Where in the data does the word "When" appear? Find those lines and copy them.

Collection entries
□ □ □ □ □ □ □
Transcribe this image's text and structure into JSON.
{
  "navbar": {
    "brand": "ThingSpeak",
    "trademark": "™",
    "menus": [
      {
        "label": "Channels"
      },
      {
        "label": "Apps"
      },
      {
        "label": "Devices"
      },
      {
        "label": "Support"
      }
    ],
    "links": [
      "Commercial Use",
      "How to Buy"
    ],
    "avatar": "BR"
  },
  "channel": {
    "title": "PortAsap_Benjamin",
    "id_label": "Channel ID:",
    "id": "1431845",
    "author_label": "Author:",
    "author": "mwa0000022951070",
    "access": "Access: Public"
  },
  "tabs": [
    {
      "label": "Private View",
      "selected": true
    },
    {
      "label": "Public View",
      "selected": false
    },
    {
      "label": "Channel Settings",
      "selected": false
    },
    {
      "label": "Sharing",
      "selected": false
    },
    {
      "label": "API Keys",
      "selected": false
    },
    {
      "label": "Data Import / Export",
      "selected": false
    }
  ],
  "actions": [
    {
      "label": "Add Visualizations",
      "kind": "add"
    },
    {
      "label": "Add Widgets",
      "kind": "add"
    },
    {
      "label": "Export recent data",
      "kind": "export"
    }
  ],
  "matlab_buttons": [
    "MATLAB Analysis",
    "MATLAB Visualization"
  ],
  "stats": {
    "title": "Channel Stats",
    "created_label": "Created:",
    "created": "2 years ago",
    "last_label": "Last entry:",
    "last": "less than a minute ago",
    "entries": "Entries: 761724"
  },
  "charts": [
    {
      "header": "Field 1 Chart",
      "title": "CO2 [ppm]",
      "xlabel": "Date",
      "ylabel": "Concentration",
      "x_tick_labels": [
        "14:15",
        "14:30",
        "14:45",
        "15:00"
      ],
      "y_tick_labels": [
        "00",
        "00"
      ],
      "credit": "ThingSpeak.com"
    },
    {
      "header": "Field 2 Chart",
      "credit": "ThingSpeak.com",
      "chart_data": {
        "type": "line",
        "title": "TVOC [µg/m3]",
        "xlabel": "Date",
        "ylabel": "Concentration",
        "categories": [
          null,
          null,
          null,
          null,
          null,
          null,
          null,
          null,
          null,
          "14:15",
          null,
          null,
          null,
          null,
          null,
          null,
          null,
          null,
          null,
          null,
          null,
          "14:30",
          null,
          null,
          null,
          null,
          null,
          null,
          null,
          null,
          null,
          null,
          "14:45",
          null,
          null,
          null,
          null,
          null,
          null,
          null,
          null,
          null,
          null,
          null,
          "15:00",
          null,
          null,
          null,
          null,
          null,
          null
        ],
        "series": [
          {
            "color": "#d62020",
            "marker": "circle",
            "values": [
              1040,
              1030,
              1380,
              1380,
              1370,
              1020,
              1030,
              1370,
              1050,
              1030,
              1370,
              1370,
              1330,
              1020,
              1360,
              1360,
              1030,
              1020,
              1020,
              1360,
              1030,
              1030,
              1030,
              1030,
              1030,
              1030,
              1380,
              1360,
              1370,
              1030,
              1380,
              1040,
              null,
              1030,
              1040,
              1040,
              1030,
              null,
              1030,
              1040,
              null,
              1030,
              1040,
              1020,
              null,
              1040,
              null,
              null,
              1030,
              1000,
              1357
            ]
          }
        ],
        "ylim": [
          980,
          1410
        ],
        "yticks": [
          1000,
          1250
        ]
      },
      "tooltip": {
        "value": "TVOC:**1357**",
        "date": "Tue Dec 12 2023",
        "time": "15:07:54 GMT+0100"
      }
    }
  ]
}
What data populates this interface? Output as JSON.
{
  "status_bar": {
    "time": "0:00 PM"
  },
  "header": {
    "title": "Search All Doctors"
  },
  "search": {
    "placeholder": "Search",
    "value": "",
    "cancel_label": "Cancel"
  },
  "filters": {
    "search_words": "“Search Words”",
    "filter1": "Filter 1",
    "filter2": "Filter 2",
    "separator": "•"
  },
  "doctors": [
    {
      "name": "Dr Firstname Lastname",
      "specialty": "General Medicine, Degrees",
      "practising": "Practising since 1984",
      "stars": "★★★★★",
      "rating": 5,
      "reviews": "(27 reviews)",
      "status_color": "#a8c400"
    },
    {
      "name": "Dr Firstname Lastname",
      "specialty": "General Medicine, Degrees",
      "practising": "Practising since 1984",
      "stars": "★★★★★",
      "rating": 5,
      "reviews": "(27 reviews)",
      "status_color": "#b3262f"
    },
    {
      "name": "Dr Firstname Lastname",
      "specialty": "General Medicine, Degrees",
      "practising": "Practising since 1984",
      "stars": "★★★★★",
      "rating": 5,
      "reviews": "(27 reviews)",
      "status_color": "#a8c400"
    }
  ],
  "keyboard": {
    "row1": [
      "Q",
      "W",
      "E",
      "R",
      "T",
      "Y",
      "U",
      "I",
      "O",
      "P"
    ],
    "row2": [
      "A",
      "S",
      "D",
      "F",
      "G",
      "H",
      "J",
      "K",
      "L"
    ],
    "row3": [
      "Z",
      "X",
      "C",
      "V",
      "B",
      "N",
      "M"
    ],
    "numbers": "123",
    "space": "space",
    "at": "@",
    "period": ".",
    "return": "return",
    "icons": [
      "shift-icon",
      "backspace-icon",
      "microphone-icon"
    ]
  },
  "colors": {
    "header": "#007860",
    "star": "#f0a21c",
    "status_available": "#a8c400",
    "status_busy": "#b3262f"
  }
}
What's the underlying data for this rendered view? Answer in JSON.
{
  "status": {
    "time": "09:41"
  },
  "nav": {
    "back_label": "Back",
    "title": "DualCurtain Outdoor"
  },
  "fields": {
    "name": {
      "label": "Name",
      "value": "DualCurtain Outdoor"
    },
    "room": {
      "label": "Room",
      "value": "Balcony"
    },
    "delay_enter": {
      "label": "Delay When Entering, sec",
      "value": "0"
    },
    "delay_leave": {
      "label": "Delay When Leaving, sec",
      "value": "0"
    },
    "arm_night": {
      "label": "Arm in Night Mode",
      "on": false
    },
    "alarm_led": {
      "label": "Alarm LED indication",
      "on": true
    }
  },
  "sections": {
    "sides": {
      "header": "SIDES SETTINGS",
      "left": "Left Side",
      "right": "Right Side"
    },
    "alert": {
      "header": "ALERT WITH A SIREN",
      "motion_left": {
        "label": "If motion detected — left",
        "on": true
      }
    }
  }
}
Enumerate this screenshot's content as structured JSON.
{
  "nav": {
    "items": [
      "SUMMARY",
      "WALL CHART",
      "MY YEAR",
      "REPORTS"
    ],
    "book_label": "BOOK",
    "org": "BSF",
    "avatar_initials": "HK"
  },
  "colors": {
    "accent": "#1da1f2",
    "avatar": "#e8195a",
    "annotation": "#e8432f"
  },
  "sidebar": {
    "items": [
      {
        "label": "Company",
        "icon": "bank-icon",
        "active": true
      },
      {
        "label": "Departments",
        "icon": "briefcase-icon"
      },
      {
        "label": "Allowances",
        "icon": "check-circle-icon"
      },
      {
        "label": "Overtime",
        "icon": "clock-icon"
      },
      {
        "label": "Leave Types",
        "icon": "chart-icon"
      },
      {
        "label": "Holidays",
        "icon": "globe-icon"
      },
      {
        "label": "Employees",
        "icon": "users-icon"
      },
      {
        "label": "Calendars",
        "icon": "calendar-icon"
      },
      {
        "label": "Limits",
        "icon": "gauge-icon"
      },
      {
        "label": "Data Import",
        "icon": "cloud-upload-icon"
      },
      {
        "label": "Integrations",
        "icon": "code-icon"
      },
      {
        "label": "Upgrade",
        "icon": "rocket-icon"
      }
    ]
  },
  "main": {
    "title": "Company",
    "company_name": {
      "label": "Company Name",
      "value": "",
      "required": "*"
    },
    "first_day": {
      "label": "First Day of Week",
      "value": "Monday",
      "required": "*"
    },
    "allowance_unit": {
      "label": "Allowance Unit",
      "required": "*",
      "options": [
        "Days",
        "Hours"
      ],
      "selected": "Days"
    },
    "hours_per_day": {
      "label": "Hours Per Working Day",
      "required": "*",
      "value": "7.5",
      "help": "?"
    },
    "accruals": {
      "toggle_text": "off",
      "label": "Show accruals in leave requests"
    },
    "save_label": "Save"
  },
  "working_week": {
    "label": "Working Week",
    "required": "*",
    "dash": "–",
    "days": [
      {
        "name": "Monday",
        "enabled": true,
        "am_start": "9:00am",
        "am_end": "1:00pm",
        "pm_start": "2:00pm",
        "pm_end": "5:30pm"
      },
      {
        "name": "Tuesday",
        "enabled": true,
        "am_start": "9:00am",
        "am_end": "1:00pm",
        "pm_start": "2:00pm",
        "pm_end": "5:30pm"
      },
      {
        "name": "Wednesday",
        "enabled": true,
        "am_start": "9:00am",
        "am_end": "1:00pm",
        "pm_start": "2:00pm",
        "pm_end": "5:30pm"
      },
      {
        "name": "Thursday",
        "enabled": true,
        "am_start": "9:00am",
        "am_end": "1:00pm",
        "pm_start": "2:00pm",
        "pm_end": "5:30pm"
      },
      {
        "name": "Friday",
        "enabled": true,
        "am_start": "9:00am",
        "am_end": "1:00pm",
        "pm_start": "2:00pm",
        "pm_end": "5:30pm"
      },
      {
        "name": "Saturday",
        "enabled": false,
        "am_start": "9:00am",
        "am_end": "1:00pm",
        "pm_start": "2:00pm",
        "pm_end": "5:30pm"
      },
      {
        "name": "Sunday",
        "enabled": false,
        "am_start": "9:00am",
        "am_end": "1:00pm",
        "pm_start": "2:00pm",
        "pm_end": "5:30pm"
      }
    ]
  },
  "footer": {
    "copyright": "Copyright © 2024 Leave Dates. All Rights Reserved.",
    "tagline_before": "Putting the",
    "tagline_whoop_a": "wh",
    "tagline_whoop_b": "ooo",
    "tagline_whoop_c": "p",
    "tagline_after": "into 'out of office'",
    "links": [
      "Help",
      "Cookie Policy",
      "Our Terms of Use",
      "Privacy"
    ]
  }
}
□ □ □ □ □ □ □
EXERCISE OUTPUT:
      "label": "Delay When Entering, sec",
      "label": "Delay When Leaving, sec",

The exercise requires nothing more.